  • How does shade work?
  • How does heading work? Which numbers represent which directions?
  • What do xcor and ycor represent? Describe the co-ordinate system.
  • Why does the pen thickness vary in this example?
  • What happens if you rotate right rather than left?
  • What happens if you vary the forward and back values?
  • What happens if you take out shade?
Then I realised this would be too much all at once for some students. So I thought up an introductory exercise rather than trying to do all of the above at once. My introduction just explains one thing clearly, how can the heading can be used to set the colour. Here are the screenshots

Update 14th September:
Tony Forster has pointed out how to display the colour number without the complication of storing variables in boxes. We can do this because the fill screen tile also erases any lines drawn on the screen, whether by the turtle or the show command. The screenshot below illustrates the better method:

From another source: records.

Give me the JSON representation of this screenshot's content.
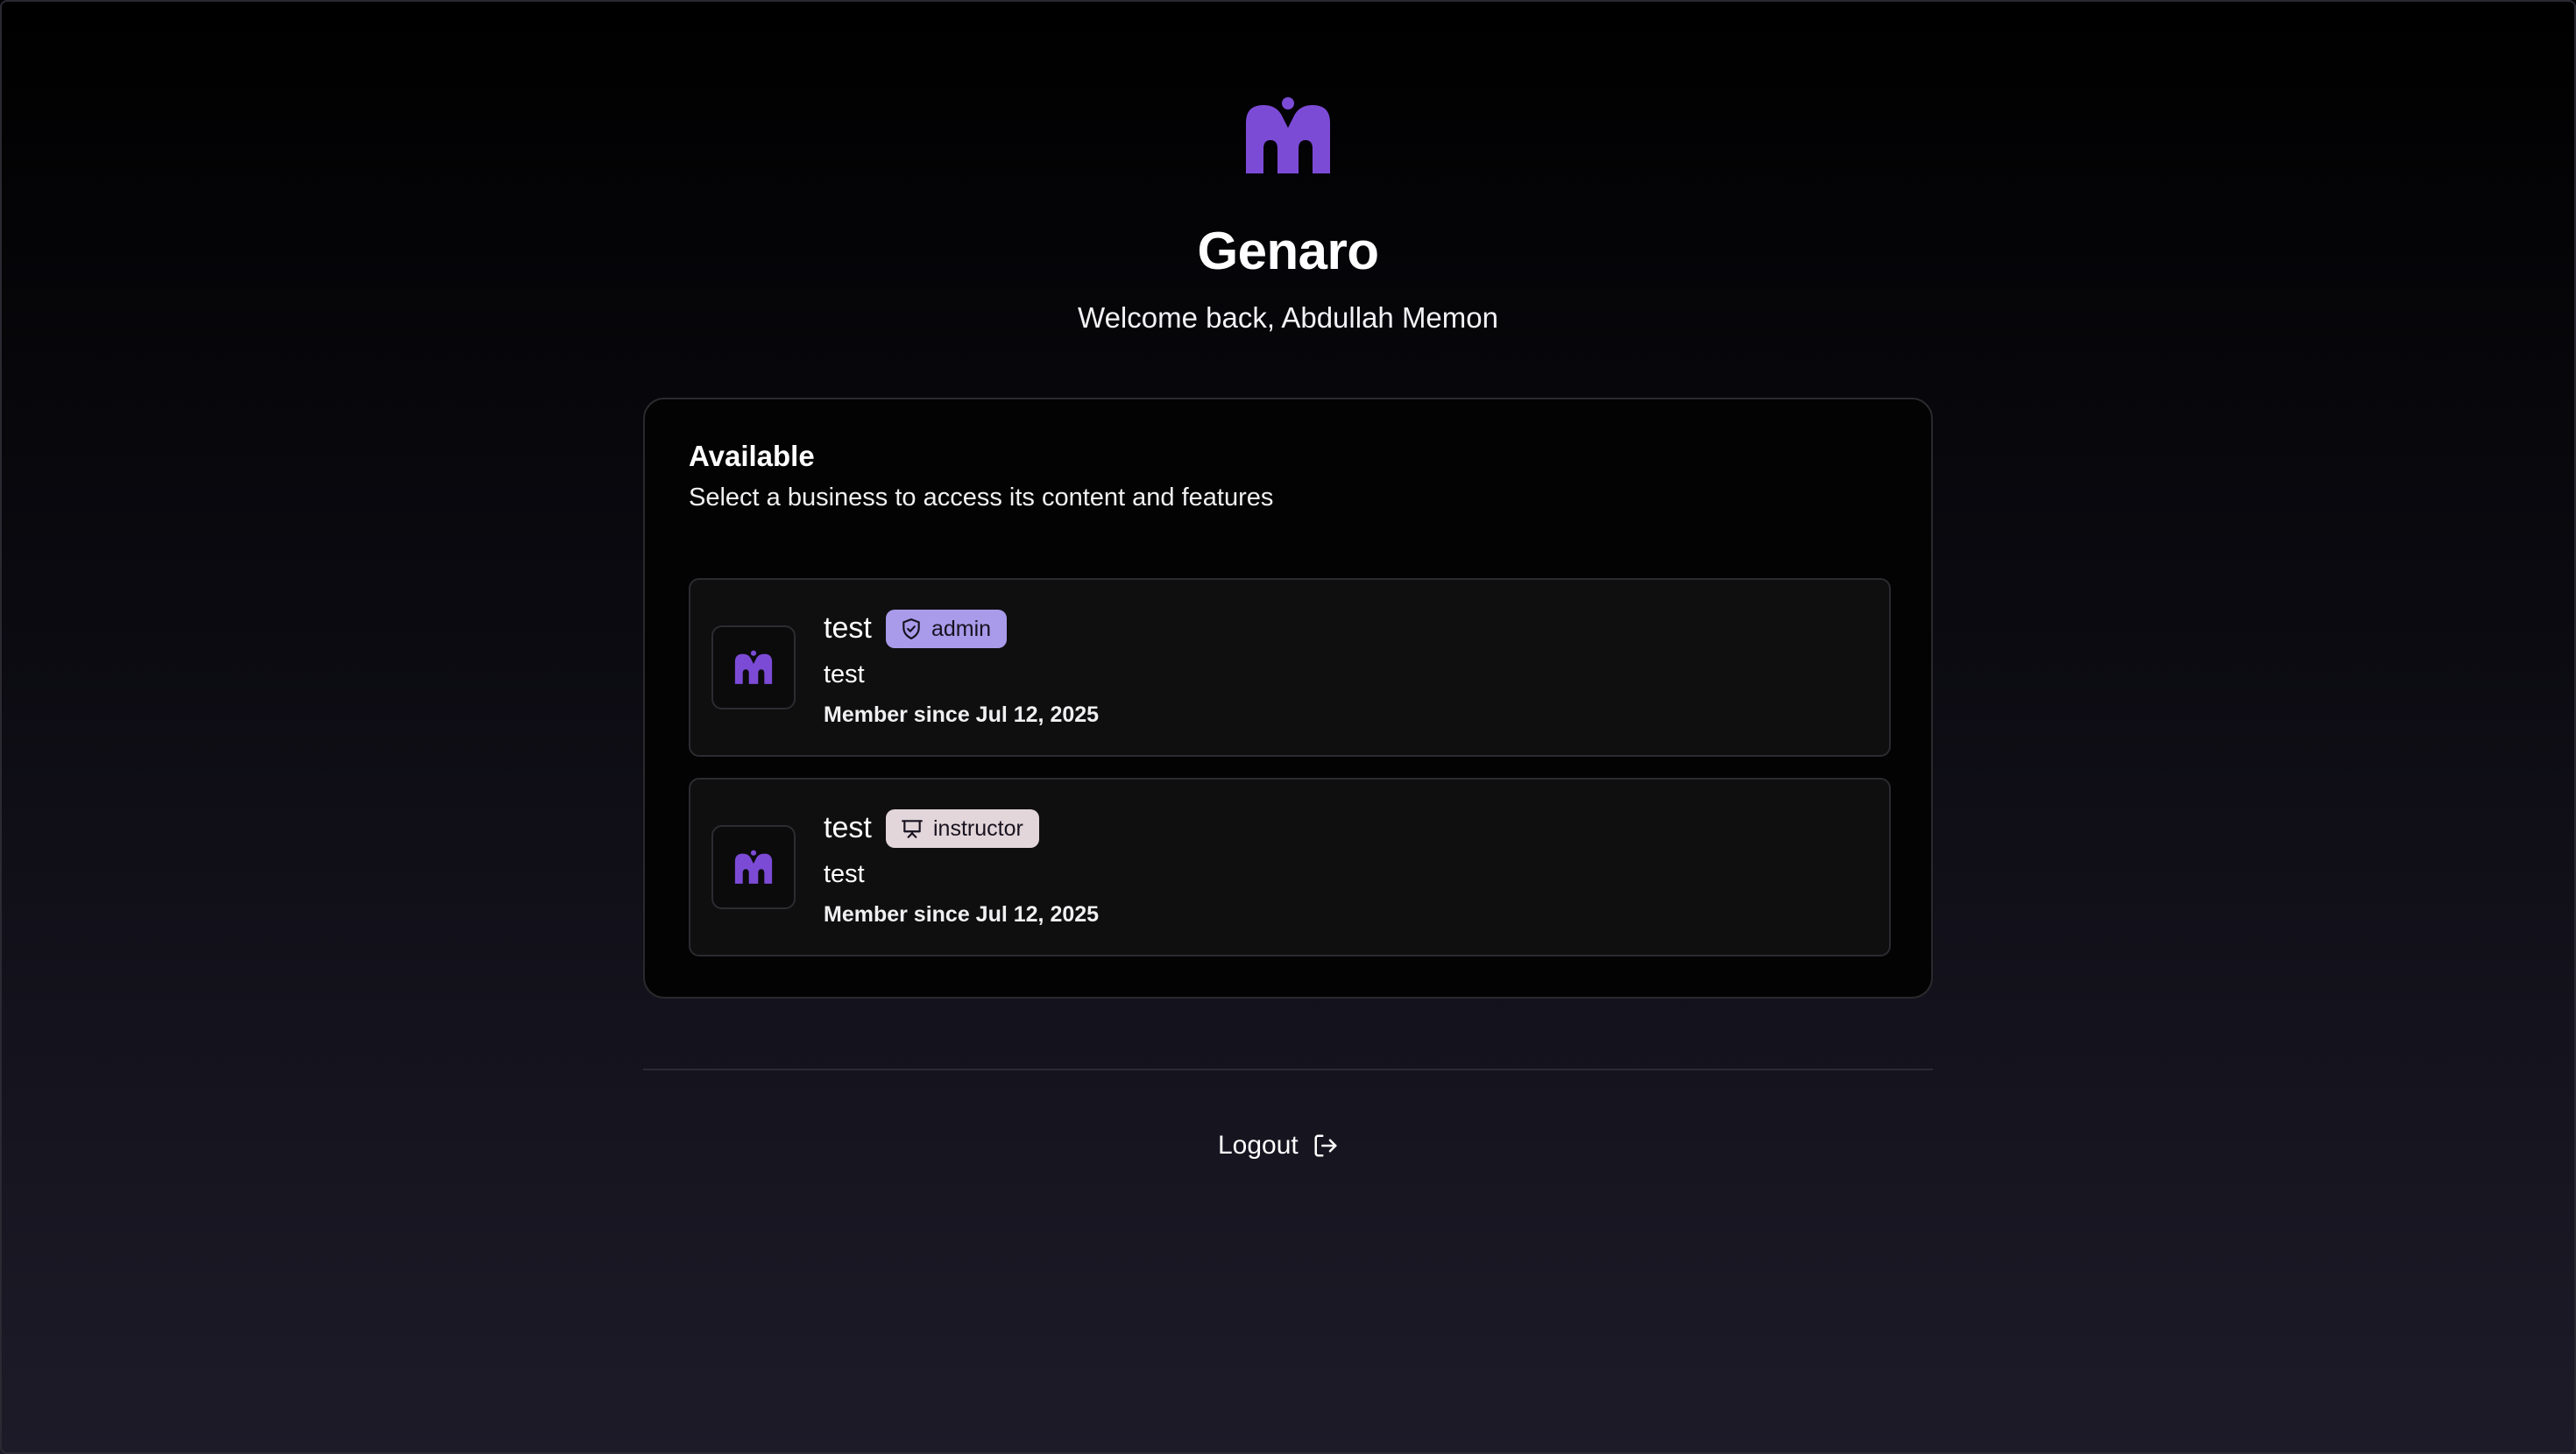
{
  "app": {
    "title": "Genaro",
    "welcome": "Welcome back, Abdullah Memon",
    "brand_color": "#7c4bd6"
  },
  "card": {
    "title": "Available",
    "subtitle": "Select a business to access its content and features"
  },
  "businesses": [
    {
      "name": "test",
      "role": "admin",
      "role_icon": "shield-check-icon",
      "role_color": "#a99bea",
      "description": "test",
      "member_since": "Member since Jul 12, 2025"
    },
    {
      "name": "test",
      "role": "instructor",
      "role_icon": "presentation-icon",
      "role_color": "#e3d6da",
      "description": "test",
      "member_since": "Member since Jul 12, 2025"
    }
  ],
  "logout": {
    "label": "Logout",
    "icon": "logout-arrow-icon"
  }
}
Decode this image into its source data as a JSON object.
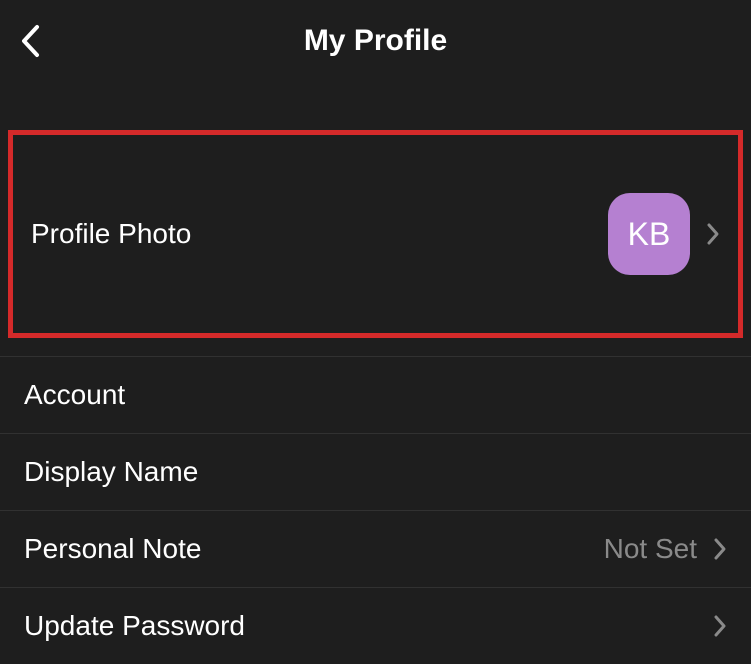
{
  "header": {
    "title": "My Profile"
  },
  "menu": {
    "profile_photo": {
      "label": "Profile Photo",
      "avatar_initials": "KB"
    },
    "account": {
      "label": "Account"
    },
    "display_name": {
      "label": "Display Name"
    },
    "personal_note": {
      "label": "Personal Note",
      "value": "Not Set"
    },
    "update_password": {
      "label": "Update Password"
    }
  },
  "colors": {
    "background": "#1e1e1e",
    "avatar": "#b580d1",
    "highlight_border": "#d42a2a"
  }
}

Also Tony has demonstrated a clever method of displaying both the colour and the shade effects in the one script. To follow this one you need to know that colours vary between 0-90 in ROYGBIV fashion and that shades vary between 0-100 with 0 darkest, 100 lightest and 50 median. Once again see the screenshot below:

Wednesday, September 9, 2009

turtle tricks

Armed with my Barry Newell worksheet (40 shapes challenge) I introduced Turtle Art to my students today

Some interesting things from my perspective

Shape 13: the circle
The students used arc to do that one! Shock! That defeats the purpose of the original Seymour Papert logo idea of drawing a circle with only straight lines (such as forward something) are available. I had to laugh. Still, I can set that task as a separate challenge.

Shape 17: six triangle rotated around a point
One student did that using only forwards and turns. I showed him and a couple of others how it could be done using repeats, in fact a repeat inside another repeat. His solution was about 25 tiles, mine was less than 10. So the issue of elegance is one to point out here.

Shape 38: a bunch of squares rotated around the centre of a square
Every time I use this sheet I get some students saying that have done shape 38. Invariably they haven't. Instead they have done lots of repeats with sharp (reflex) angles and it ends up looking something like shape 38. What I eventually did was show them the secret of shapes 6, 7 and 38. Namely, to first draw a square using pen up and pen down so that the turtle finishes in the middle of the square. Once you have done this for one square the more complex shapes are not too hard

Here's an example showing how to do shape 7: